Will our politicians take the MRT Challenge?

Posted at 08/29/2014 6:34 PM

This week two powerful public officials, the transport secretary and a senator, separately rode the MRT 3. This is earthshaking news: the high and mighty actually RODE public transport.

Not that there's anything with the MRT, of course. It's perfectly safe and efficient, if you discount the fact that it's overloaded, overcrowded, breaks down on odd and even days, and sometimes, just for variety, plows through the restraining barrier in its terminus.

All right, so maybe it isn't so OK. That's why what the two officials did is great. It will surely open the eyes of those in power to the truth about the MRT – namely that it's a TERRIFIC way to get free publicity with just a year and a half to go before elections.

Soon, we can expect to see officials take the MRT Challenge, riding trains to convince the public that they, too, are just simple and humble folk.
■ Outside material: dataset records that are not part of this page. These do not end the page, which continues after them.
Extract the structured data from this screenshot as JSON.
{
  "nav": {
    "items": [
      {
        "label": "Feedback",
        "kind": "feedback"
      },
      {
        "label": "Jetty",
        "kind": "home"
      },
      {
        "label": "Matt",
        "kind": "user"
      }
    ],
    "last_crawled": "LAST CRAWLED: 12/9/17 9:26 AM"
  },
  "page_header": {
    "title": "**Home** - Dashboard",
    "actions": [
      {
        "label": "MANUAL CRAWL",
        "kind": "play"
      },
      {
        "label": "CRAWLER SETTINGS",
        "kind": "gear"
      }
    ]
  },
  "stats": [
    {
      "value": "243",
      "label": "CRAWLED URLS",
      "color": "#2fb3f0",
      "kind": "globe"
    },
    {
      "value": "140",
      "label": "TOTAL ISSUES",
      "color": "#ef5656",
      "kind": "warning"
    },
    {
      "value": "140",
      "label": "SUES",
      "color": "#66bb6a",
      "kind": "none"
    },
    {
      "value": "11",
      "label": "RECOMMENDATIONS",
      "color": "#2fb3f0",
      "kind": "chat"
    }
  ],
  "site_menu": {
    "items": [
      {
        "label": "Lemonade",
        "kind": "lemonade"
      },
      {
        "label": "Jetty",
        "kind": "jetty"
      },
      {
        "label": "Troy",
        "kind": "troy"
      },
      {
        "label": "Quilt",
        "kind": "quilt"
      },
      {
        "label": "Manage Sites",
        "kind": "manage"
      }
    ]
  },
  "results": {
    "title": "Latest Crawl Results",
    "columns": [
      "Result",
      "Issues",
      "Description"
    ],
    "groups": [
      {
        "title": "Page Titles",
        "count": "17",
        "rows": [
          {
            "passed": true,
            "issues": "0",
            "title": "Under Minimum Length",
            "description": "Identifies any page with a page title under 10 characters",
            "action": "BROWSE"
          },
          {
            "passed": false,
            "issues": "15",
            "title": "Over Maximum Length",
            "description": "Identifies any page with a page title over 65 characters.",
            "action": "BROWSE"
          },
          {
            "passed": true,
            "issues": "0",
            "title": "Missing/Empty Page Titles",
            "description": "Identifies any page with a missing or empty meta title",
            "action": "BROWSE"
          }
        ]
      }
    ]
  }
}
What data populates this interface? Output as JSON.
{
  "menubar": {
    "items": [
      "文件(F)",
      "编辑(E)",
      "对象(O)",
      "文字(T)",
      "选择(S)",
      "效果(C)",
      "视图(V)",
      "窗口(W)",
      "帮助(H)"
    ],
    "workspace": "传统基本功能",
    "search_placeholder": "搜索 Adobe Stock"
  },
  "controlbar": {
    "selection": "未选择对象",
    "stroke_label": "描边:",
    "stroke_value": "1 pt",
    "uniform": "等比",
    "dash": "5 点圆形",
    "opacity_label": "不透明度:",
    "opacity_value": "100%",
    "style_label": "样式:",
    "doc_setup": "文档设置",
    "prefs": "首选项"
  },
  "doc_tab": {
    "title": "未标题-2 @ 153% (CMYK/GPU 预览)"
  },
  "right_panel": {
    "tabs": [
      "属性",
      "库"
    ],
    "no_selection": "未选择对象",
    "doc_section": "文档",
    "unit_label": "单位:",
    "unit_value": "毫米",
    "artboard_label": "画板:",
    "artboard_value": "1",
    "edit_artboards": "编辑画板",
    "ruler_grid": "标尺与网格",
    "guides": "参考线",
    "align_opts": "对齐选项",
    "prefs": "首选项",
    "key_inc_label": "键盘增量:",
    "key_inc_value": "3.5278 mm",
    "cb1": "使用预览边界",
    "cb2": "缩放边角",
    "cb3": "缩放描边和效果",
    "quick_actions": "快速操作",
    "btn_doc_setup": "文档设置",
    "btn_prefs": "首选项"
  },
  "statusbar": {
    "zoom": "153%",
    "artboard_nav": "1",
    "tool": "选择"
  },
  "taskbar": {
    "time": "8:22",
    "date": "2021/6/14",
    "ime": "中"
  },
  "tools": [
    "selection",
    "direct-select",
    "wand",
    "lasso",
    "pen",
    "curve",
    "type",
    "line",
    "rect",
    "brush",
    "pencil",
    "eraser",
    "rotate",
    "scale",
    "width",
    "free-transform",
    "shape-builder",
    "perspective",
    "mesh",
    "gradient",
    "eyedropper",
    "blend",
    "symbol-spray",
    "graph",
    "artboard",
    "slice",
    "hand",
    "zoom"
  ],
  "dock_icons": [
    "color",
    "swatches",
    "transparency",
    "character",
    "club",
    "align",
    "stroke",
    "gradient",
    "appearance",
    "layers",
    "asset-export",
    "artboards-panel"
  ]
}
They'll probably try to behave just like ordinary passengers going to work, trying to fit in with their aides, PR assistants, close-in security and accompanying TV reporters, camera crews and make-up artists.

What I'm concerned with is that the MRT Challenge might get out of hand, as politicians elbow each other aside, tearing each other's hair as they scramble to get on board the train with their respective entourages. So I propose a few simple rules that will allow the public to accurately rate a politician's performance and compare their scores.

It's simple: to complete the MRT Challenge, the politician must:

(1) Go to either the North or South terminus of the MRT 7 a.m. of a working day

(2) Fall in line properly along with all the other passengers

(3) Buy a ticket

(4) Wait for the train along with everyone

(5) Board and ride the train, avoiding the first car which is reserved for women (unless you're a woman, or a man trying to say something which we'd rather not know about)

(6) Exit the train at the other terminus

Any politician who completes all these automatically gets 100 points. That score is modified as follows:

Accompanied by assistants – minus 5 points per assistant

Tries to buy ticket with a thousand peso bill – minus 5 points

Tries to buy ticket using credit card – minus 7 points

Hands out “vote me” election leaflets – minus 5 points

Shouts “are you saying amalayer!” to a train security guard - minus 10 points

Makes condescending “choo-choo” sound – minus 10 points

Arrives at terminal in chauffeured luxury car – minus 40 points

Orders chauffeured luxury car to drive up the steps – minus 50 points

Aide holds open umbrella over politician's head – minus 15 points

It's not raining – minus 20 points

During train ride, politicians' goons shoot pickpockets - minus 40 points

Politician's goons ARE pickpockets – minus 60 points

Politician helps goons pick pockets – minus 90 points

Says at the end “it was a nice trip” – thrown into the tracks